Segment Open
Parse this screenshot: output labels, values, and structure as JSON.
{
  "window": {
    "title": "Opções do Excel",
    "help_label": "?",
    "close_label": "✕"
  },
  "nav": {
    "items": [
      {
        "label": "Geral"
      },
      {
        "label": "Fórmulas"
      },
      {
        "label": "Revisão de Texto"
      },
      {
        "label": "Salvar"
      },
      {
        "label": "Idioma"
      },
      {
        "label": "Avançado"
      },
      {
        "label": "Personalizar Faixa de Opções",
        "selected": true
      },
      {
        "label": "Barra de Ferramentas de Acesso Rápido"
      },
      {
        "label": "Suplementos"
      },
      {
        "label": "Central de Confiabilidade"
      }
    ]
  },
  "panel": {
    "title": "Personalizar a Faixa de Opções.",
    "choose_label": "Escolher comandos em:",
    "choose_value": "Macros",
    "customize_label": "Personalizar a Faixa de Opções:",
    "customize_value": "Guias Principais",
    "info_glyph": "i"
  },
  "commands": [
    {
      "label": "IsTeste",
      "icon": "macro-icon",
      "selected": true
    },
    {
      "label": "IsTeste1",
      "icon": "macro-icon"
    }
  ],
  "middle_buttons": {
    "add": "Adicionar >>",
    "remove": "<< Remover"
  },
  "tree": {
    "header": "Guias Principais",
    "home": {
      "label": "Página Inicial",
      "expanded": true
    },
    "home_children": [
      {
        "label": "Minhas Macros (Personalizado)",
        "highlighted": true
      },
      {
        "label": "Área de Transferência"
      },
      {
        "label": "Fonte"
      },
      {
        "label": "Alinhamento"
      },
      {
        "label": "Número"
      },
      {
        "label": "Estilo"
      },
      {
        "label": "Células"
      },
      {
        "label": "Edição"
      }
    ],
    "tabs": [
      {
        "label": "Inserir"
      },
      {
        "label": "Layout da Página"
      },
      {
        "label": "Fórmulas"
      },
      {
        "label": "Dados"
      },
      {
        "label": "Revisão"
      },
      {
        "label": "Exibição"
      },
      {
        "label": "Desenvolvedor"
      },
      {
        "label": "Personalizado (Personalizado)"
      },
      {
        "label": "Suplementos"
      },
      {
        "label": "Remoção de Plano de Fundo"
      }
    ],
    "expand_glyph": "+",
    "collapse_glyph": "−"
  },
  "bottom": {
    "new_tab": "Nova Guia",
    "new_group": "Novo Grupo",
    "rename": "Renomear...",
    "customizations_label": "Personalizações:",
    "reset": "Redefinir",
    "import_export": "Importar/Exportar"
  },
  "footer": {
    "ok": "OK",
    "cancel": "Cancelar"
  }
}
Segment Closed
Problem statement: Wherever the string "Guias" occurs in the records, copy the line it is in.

Response to the exercise:
    "customize_value": "Guias Principais",
    "header": "Guias Principais",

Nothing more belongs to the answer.